I have really come to appreciate simple but meaningful ruminations on life and death such as this seems to be. The Camus novels that you mention are some of my favorites.

I like your allusion to wisdom coming all at once like a downpour.

James said...


This is simple and deep. Impressive in its ability to make you think.

Priya said...

I loved Anna Karenina when I read it a couple of years ago. This sounds like an interesting read, and the Camus-comparison has me curious because I would never have used that in reference to Anna Karenina...

James said...

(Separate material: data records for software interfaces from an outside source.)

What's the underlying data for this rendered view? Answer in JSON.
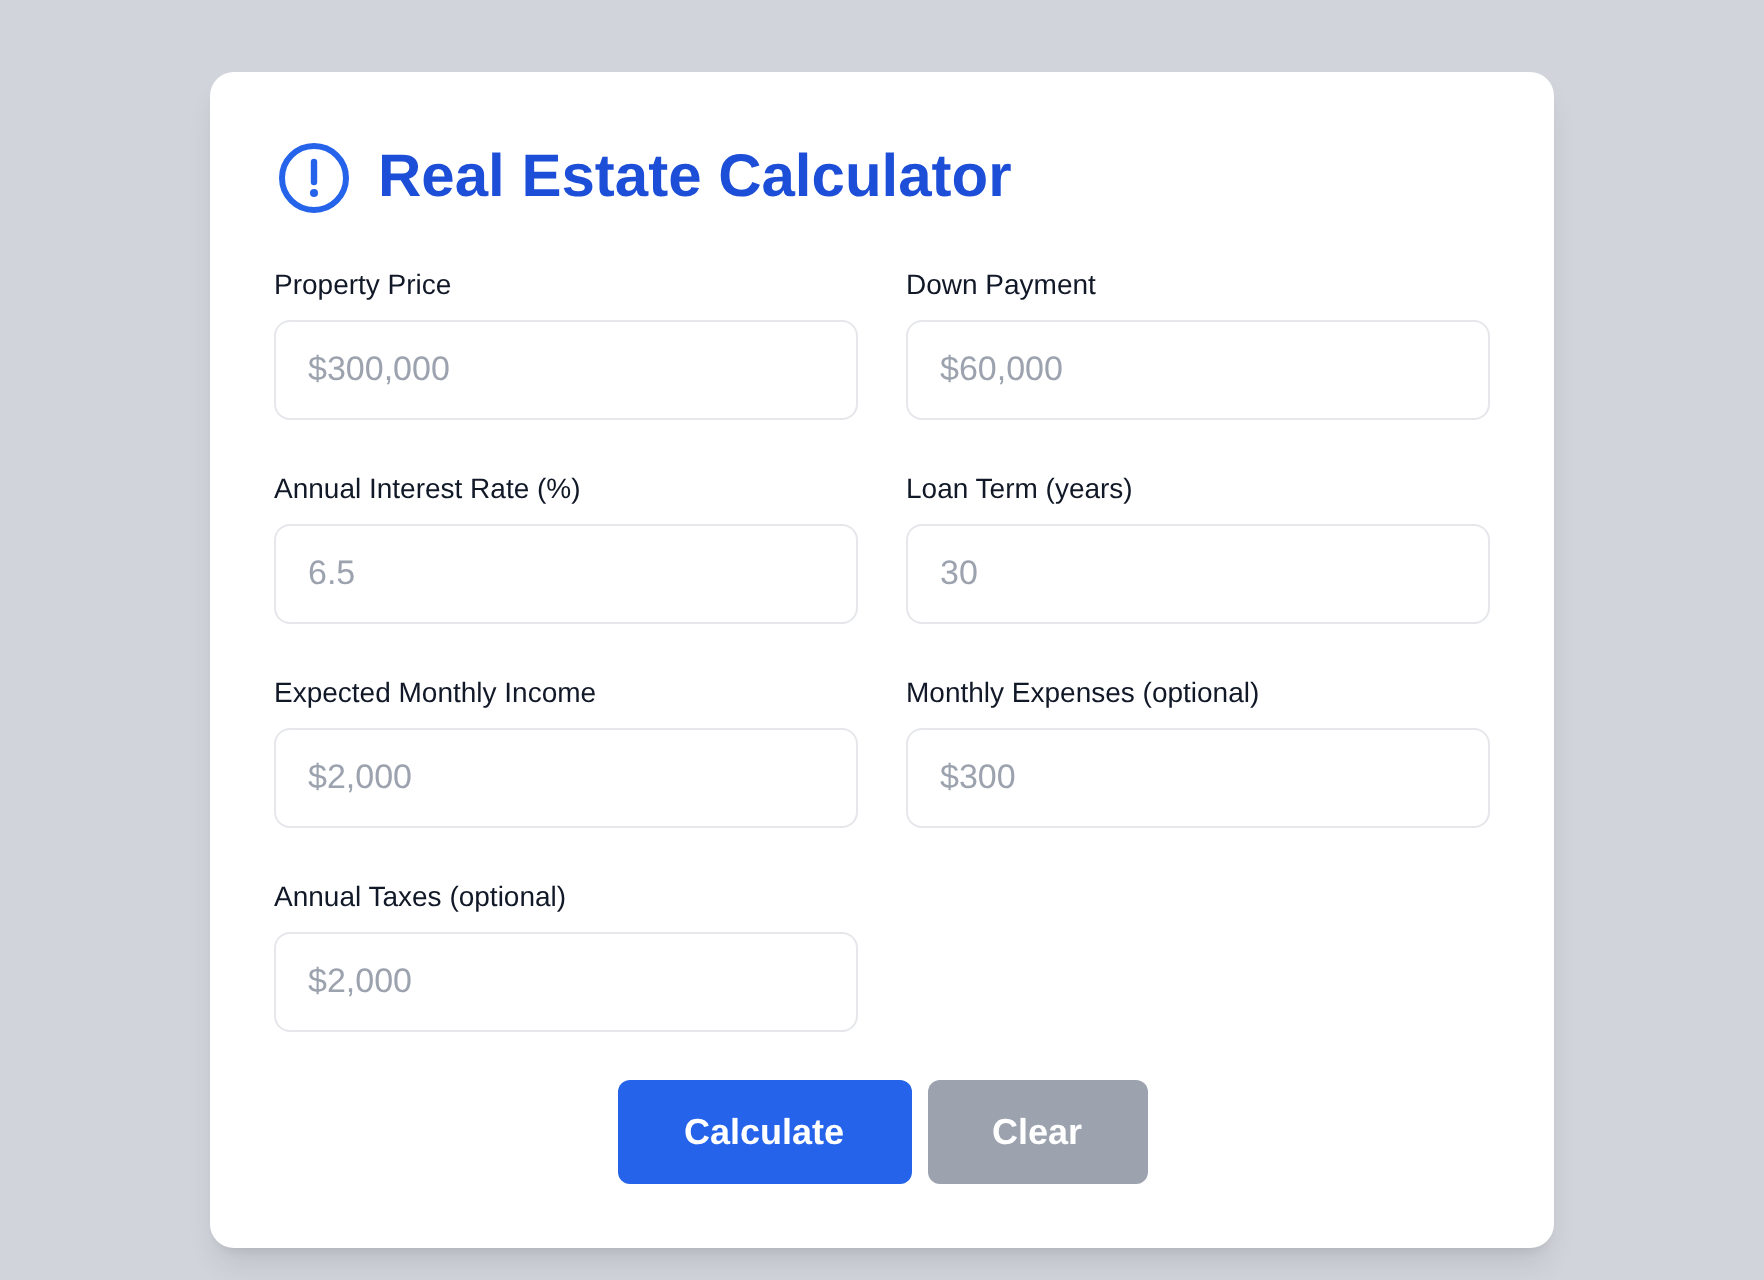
{
  "header": {
    "title": "Real Estate Calculator"
  },
  "fields": [
    {
      "label": "Property Price",
      "placeholder": "$300,000"
    },
    {
      "label": "Down Payment",
      "placeholder": "$60,000"
    },
    {
      "label": "Annual Interest Rate (%)",
      "placeholder": "6.5"
    },
    {
      "label": "Loan Term (years)",
      "placeholder": "30"
    },
    {
      "label": "Expected Monthly Income",
      "placeholder": "$2,000"
    },
    {
      "label": "Monthly Expenses (optional)",
      "placeholder": "$300"
    },
    {
      "label": "Annual Taxes (optional)",
      "placeholder": "$2,000"
    }
  ],
  "buttons": [
    {
      "label": "Calculate",
      "kind": "primary"
    },
    {
      "label": "Clear",
      "kind": "secondary"
    }
  ]
}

Thanks for your comment. Tolstoy wrote The Death of Ivan Ilych about a decade after Anna Karenina. His style and approach to fiction was evolving and this is a great example of it.

M. said...

Amen to all of the above.

FYI. In yesterday's NY Times an review by Masha Gessen of two new translations of Anna Karenina. Compares older translations ncluding the familiar P&V. Interesting on nuances of Tolstoy's Russian style (and intelligible to us non-Russian readers). Worth looking up.

James said...

Thanks for sharing the news about new translations.